I first heard about Bandon yesterday when a couple staying at our campground told me about “Face Rock Creamery“. Any place with ice cream or dessert for that matter gets my attention right away. Stan and Joode own a home near Florence, Oregon. Years ago after retiring, they decided to rent their home and move to England where Joode is originally from. Now they travel back to check on their property and travel around camping and visiting their family and friends.
What a pleasant, friendly couple. Unfortunately, they only camped here one night. They were a wealth of information. In our short conversation, I brought up the fact I was concerned about the tunnel height on highway 101 just south of Heceta Head Lighthouse. Our GPS is showing eleven feet, six-inch clearance and the Coach is eleven feet, nine inches. We will be traveling there in a couple of days pulling the Coach. The detour is several hours of travel out of the way. They were positive that the GPS and Google information was wrong. Later this evening I got out my laptop and went on the Internet to Oregon DOT website to check what they had to say.

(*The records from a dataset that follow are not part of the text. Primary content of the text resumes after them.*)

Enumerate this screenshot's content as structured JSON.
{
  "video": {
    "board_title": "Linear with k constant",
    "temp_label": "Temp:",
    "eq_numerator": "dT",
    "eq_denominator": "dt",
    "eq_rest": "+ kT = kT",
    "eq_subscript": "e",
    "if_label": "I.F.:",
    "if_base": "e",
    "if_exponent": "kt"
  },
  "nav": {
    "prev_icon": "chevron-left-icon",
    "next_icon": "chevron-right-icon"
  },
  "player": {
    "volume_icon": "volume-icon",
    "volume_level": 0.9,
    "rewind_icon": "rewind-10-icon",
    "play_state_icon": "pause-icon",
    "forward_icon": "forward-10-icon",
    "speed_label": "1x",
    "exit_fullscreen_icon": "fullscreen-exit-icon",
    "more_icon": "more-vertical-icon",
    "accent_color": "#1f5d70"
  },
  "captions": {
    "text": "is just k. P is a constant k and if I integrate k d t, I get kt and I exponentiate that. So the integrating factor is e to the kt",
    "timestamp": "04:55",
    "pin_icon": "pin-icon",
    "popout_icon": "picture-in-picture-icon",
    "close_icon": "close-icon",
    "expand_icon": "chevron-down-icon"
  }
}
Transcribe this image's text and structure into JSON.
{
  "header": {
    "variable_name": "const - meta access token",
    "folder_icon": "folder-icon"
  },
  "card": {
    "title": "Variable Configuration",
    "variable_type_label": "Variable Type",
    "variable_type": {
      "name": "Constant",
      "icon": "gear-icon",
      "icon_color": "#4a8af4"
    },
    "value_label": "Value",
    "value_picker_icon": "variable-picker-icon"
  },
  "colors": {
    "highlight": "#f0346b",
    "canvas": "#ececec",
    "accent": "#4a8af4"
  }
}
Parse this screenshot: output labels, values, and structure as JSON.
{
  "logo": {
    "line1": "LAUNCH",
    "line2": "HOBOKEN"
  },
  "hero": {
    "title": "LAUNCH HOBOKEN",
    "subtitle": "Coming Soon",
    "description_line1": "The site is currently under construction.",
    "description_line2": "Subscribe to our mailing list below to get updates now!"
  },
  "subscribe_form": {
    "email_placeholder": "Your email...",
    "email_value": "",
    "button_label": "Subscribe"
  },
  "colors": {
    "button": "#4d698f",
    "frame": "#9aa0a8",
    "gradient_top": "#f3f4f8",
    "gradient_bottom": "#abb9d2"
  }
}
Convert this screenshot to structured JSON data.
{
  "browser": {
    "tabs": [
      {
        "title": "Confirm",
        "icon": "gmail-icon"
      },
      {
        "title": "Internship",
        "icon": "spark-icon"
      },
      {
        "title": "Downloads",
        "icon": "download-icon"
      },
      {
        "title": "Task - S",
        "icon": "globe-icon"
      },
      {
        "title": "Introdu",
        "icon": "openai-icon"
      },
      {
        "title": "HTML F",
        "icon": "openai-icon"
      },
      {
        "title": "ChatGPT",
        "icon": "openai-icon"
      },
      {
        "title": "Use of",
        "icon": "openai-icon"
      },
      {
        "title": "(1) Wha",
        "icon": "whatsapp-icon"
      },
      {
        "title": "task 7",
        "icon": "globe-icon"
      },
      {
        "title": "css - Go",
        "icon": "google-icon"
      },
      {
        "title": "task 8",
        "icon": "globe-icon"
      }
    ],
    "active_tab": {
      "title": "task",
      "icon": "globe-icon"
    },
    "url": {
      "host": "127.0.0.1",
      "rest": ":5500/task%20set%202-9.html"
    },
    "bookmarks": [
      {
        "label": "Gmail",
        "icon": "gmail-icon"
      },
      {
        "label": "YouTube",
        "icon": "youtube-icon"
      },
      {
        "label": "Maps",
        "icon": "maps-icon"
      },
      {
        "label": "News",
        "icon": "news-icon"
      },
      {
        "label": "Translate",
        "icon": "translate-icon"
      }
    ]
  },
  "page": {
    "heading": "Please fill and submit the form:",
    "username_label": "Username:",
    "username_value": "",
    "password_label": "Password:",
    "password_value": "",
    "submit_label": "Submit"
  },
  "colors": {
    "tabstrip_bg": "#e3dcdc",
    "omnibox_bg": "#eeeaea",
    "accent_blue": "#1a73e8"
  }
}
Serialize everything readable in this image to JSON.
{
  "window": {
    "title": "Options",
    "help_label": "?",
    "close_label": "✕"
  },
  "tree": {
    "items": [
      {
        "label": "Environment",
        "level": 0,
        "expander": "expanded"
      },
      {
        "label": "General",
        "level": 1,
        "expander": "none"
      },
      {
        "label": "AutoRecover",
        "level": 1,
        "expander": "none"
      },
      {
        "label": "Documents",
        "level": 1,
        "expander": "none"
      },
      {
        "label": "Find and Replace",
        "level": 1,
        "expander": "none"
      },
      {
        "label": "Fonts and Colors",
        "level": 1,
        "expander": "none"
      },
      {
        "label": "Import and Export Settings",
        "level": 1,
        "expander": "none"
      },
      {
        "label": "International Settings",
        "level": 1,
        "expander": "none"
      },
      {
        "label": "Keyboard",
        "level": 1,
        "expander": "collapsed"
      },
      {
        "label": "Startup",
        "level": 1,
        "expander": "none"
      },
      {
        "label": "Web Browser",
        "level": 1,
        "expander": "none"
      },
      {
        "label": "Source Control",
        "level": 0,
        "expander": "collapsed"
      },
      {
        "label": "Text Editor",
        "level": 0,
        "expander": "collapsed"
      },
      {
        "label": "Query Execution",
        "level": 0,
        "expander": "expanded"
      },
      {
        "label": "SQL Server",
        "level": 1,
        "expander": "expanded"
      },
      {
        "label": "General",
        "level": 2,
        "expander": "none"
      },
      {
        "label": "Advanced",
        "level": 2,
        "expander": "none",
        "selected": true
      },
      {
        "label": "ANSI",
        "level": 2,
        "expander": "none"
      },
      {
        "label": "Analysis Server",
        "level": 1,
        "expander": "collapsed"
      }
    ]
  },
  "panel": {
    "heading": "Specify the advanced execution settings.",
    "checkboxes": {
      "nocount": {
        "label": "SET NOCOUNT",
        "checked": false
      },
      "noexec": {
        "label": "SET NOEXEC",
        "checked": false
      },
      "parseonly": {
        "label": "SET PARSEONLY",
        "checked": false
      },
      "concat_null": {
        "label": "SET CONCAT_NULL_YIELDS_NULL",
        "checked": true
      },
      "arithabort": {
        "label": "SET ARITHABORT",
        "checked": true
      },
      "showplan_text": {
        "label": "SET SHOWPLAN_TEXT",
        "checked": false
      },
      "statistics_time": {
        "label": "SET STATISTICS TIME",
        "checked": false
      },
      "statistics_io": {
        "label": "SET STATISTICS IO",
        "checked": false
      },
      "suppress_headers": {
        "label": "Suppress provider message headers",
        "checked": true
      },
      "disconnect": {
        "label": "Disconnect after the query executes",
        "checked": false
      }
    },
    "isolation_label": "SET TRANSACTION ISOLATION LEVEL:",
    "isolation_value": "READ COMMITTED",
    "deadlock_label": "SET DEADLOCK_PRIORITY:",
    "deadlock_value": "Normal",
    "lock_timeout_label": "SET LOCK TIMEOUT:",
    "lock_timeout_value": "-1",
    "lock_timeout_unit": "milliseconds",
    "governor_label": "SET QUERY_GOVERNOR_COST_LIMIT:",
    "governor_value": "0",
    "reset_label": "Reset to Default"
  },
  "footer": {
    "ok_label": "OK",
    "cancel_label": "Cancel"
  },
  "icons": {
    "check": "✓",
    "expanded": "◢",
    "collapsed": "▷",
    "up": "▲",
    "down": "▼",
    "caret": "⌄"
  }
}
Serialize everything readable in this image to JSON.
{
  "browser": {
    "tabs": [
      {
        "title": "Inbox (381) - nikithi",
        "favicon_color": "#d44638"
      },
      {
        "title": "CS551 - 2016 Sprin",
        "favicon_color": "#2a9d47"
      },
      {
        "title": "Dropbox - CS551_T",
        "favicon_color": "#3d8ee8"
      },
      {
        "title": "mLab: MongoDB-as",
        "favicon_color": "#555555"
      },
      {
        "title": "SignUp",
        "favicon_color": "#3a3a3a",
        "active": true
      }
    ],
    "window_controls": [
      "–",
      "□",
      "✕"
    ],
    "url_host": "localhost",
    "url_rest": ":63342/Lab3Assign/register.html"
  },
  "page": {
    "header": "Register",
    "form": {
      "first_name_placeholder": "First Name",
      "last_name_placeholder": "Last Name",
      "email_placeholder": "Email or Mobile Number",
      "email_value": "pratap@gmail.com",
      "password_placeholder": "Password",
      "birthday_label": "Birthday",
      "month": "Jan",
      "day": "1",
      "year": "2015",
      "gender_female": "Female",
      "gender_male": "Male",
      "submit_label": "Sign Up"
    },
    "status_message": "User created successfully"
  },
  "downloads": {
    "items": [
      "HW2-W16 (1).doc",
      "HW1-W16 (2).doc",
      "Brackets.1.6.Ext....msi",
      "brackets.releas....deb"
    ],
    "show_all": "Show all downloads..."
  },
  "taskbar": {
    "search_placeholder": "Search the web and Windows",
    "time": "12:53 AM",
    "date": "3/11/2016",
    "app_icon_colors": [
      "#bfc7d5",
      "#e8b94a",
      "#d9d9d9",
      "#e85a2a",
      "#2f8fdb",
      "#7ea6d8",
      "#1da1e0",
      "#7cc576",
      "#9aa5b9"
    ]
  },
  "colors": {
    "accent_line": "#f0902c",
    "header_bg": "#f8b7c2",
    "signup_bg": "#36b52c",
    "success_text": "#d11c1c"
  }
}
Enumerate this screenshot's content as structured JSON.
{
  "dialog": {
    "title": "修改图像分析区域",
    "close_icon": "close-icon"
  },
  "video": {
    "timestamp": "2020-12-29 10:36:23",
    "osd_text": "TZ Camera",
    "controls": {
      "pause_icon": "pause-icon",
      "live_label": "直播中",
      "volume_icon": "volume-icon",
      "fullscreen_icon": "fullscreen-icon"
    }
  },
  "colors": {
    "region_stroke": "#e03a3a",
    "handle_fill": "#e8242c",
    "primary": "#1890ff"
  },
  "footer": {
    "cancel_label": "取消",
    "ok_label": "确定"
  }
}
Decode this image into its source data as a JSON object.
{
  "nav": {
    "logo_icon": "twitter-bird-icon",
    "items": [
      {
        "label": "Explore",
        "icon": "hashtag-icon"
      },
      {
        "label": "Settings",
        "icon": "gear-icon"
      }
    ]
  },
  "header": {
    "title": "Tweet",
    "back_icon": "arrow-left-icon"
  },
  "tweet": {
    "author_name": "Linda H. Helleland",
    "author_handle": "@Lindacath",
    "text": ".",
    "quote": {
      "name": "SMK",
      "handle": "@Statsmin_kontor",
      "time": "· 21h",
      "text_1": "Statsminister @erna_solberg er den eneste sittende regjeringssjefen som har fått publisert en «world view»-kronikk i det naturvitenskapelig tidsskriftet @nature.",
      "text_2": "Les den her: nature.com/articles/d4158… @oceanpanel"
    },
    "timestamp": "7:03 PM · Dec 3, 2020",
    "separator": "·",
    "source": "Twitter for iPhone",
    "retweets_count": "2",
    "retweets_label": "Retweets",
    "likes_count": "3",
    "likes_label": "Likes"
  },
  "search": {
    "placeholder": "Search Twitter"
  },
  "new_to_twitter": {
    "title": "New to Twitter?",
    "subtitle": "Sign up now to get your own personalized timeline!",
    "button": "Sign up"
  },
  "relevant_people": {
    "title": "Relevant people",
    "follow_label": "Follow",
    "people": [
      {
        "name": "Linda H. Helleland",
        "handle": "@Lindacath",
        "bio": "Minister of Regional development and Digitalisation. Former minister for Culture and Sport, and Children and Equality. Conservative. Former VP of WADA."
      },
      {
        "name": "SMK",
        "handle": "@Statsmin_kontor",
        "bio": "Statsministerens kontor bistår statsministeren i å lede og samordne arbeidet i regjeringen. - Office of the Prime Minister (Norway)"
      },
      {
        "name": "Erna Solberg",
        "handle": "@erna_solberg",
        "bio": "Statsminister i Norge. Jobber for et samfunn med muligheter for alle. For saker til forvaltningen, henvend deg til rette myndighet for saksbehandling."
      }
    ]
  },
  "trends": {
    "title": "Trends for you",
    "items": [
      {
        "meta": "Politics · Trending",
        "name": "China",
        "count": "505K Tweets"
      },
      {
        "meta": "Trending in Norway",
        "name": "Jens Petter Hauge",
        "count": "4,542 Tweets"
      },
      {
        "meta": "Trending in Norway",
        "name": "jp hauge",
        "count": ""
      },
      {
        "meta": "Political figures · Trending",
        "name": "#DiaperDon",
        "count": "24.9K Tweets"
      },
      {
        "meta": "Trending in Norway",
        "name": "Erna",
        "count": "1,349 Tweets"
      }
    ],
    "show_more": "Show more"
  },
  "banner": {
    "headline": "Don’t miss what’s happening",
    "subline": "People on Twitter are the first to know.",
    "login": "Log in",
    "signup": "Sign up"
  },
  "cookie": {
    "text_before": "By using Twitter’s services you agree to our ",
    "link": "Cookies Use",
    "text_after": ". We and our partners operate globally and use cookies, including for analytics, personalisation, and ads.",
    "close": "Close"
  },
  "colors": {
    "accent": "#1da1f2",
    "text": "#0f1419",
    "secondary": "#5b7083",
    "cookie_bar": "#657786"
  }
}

I couldn’t find anything on the website about the tunnel height, so I reached out by email. The response was quick and stated that no low clearance in the state of Oregon would be a problem for our 11’9″ height. Great news. Thanks, Stan and Joode and safe travels.
Today Sydney and I decided to travel to Bandon. It’s a small town at the mouth of the Coquille River known for its Cranberry Bogs. It was first settled in 1873, a short seventy years after the Louisiana Purchase. Previously this area was inhabited by the Coquille Indians and it became notable when gold was discovered by the French Canadian Trappers in 1851 along Whiskey Creek Beach. Wikipedia has a short, very interesting article about this small town on the Oregon coast.
On arriving Sydney and I decided we should probably eat something with protein before having our dessert so we drove around the small seaside town and used Google for advice choosing a restaurant. After circling the block a few times we chose Minute Cafe. It was a small cafe near the harbor and main part of the tourist shopping area. Looking over the menu I decided on a Clam Chowder Bread Bowl and it turned out to be a good choice. I haven’t had a “Bread Bowl” in years and today was a little windy and cool. A perfect day for chowder. After our meal, we “walked it off” going to a few shops looking for souvenirs then back to the Workhorse and off to the creamy.
The Face Rock Creamery
The facility was large and busy. While browsing the store you can see they plant processing cheeses through the large glass wall separating the store from the processing area. I never saw so many different types of cheese. Of course, it was all for sale along with other items. As we stood in a rather long line waiting for our turn to indulge. We noticed the serving size was huge. So when it became out turn we both chose to order a child’s cone, still almost as big as a normal three scoop cone. We finished off our ice cream on the second floor which had tables and a view of the ocean across the way. Then we headed back to camp, calling it a day here on the coast of Oregon.
I would like to take this time to once again thank all of you supporting The Retired Vagabond website by using links on our website to make purchases at Amazon. While it costs you no extra money on your purchase we make a few cents on each purchase helping offset our publishing costs.
Safe Travels…Gary and Jagger
More Photos: Humbug Mountain State Beach
Campground Review: Humbug Mountain State Beach